From Access, "The Rock Radio Magazine," published in Toronto, March 1995.
Island At The
End Of The World
For over an hour Jaz Coleman, the 34-year-old lead singer of seminal band Killing Joke and yours truly (our LA correspondent, Dominic Griffin) are having a wonderful lunch accompanied by a delightful bottle of champagne. I asked questions about his band's 10th and latest album, Pandemonium, and his responses were all quotable and quite funny. Everything was going so smoothly. Probably too smoothly. Then, like a scorpion who'd been rudely awoken, he stung ... sort of.
The truth is, Coleman really doesn't give a fuck what people think, say or do. If he did, he probably wouldn't be have told me off the bat: "I think writing and talking about music is stupid." And just in case I didn't get the message, he added: "Opinions are like assholes: everyone's got one." When I asked if he was referring to yours truly, he replied, "What do you care? You're drinking champagne, ain't you?" And he still hadn't aimed his best shot yet. Oh yes, this was fun.
Killing Joke's genesis goes back to 1978, when Coleman, Geordie (guitar), Martin Atkins (drums) and Youth (bass) formed by way of placing an ad in a music paper that read: "Want to be part of Killing Joke? Total exploitation, total publicity and total anonymity." Part industrial, part punk and part goth, the band built up an eager and cult-like fan-base. Their live performances were a great attraction, and always a party. They hated their opening acts to the point where they would turn off the bands' power and play their favourite records instead. "It was a party, mate," Coleman recalls after another sip of champagne.
By 1982 - after three studio albums and one live album - Youth and Coleman had a major falling out. Apparently Coleman left his cats with Youth for safe-keeping and he forgot to feed them. At least that's the story Coleman tells first, but he also tells another tale later on that's just as interesting. "We were all very involved in mysticism regarding a certain period which discussed an island at the end of the world. I became so obsessed with this dream of a place at the end of the world, and the band disagreed vehemently with me." Youth and Atkins believed the place referred to 'an island of your soul', while Geordie and Coleman decided it was a physical place. The band split up and Coleman and Geordie went off to Iceland to research it further. Doesn't splitting up over a verse of literature seem extreme? Not to this band.
Youth stayed at home and began producing for the likes of The Orb, The Firemen and Crowded House while Coleman began to compose for the likes of the Minsk Philharmonic and the New Zealand Orchestras and, alternately, continued Killing Joke with Geordie.
After Iceland, Coleman moved on to Switzerland before settling on New Zealand - a country where he feels at home for the first time. He calls it "my island at the end of the world." Youth became a renowned producer while Geordie is mentioned as a favourite guitarist by Jimmy Page.

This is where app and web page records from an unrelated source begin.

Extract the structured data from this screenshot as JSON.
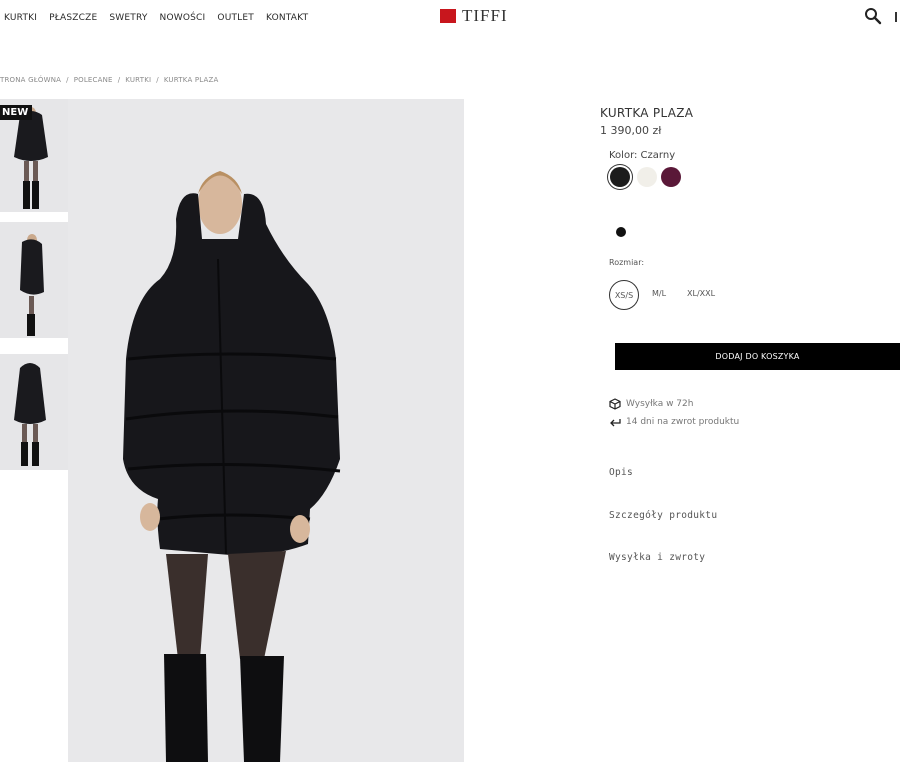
{
  "header": {
    "nav": [
      "KURTKI",
      "PŁASZCZE",
      "SWETRY",
      "NOWOŚCI",
      "OUTLET",
      "KONTAKT"
    ],
    "logo_text": "TIFFI",
    "search_icon": "search-icon"
  },
  "breadcrumb": [
    "TRONA GŁÓWNA",
    "POLECANE",
    "KURTKI",
    "KURTKA PLAZA"
  ],
  "gallery": {
    "badge": "NEW"
  },
  "product": {
    "name": "KURTKA PLAZA",
    "price": "1 390,00 zł",
    "color_label": "Kolor: Czarny",
    "swatches": [
      "#1c1c1c",
      "#f1efe9",
      "#5a1838"
    ],
    "size_label": "Rozmiar:",
    "sizes": [
      "XS/S",
      "M/L",
      "XL/XXL"
    ],
    "selected_size": "XS/S",
    "add_to_cart": "DODAJ DO KOSZYKA",
    "shipping": "Wysyłka w 72h",
    "returns": "14 dni na zwrot produktu",
    "accordions": [
      "Opis",
      "Szczegóły produktu",
      "Wysyłka i zwroty"
    ]
  },
  "colors": {
    "brand_red": "#c8161d",
    "button_black": "#000000"
  }
}
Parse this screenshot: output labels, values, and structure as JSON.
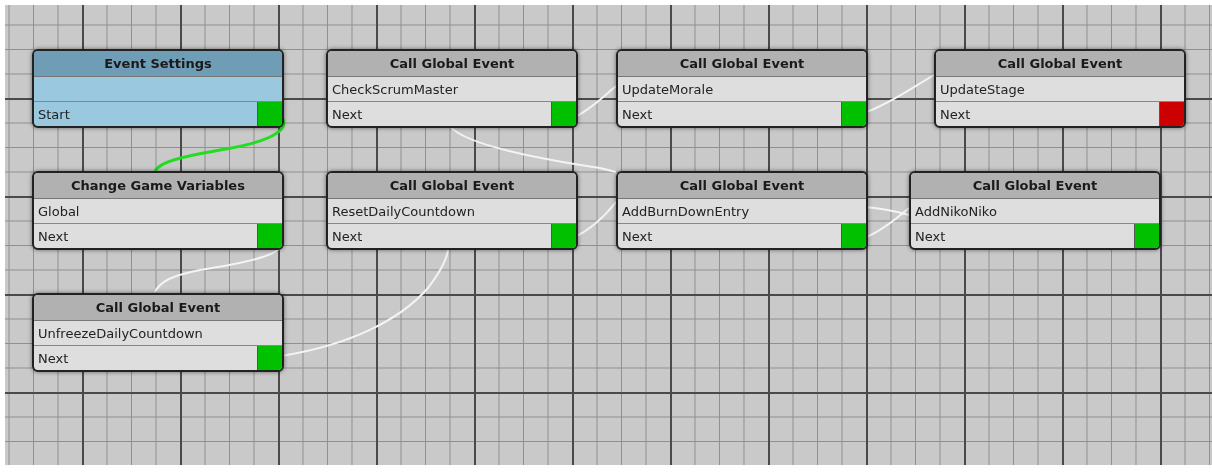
{
  "nodes": [
    {
      "kind": "settings",
      "title": "Event Settings",
      "port": {
        "label": "Start",
        "color": "#00c000"
      }
    },
    {
      "kind": "action",
      "title": "Call Global Event",
      "field": "CheckScrumMaster",
      "port": {
        "label": "Next",
        "color": "#00c000"
      }
    },
    {
      "kind": "action",
      "title": "Call Global Event",
      "field": "UpdateMorale",
      "port": {
        "label": "Next",
        "color": "#00c000"
      }
    },
    {
      "kind": "action",
      "title": "Call Global Event",
      "field": "UpdateStage",
      "port": {
        "label": "Next",
        "color": "#cc0000"
      }
    },
    {
      "kind": "action",
      "title": "Change Game Variables",
      "field": "Global",
      "port": {
        "label": "Next",
        "color": "#00c000"
      }
    },
    {
      "kind": "action",
      "title": "Call Global Event",
      "field": "ResetDailyCountdown",
      "port": {
        "label": "Next",
        "color": "#00c000"
      }
    },
    {
      "kind": "action",
      "title": "Call Global Event",
      "field": "AddBurnDownEntry",
      "port": {
        "label": "Next",
        "color": "#00c000"
      }
    },
    {
      "kind": "action",
      "title": "Call Global Event",
      "field": "AddNikoNiko",
      "port": {
        "label": "Next",
        "color": "#00c000"
      }
    },
    {
      "kind": "action",
      "title": "Call Global Event",
      "field": "UnfreezeDailyCountdown",
      "port": {
        "label": "Next",
        "color": "#00c000"
      }
    }
  ]
}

It wasn't 'til 1990, after all band members had proved themselves in the solo arena, that Youth and Coleman spoke again; it wasn't until some of the recording sessions for the new album in Coleman's newly purchased New Zealand studio that they sorted out their differences proper: "I nearly bottled Youth," Coleman explains, but after this small altercation, the band grooved into an intense creative vibe. "We wrote a load of material before we went into the studio," he recalls, "but when we got there we threw it all away and wrote, recorded and produced the entire album in 11 days."
The band then moved on to the Great Pyramids of Egypt to record a further three songs. "Basically we went into the pyramids so we could freeze a certain moment in our life. We are a family, and ritual is very important to us. It was a celebration," he says.
How did he manage to gain access to such a revered place? "There's a reason we got into the pyramids and had them to ourselves for three days. And do you know why that is?" He leans right over the table and, with a cheeky cockney laugh, says "Bribes, fucking bribes, mate."
Pandemonium sees the band continuing their search for new musical frontiers. Hard-driving rhythms and powerful melodies act as a canvas for Coleman's howls that constantly change in tone. He screams quite softly! And undoubtedly this record will be bought by many a musician who wonders what the band with a classical conductor/punk howler, a producer of ambient and pop acoustic music plus a guitarist who is cited as an influence by many has been up to.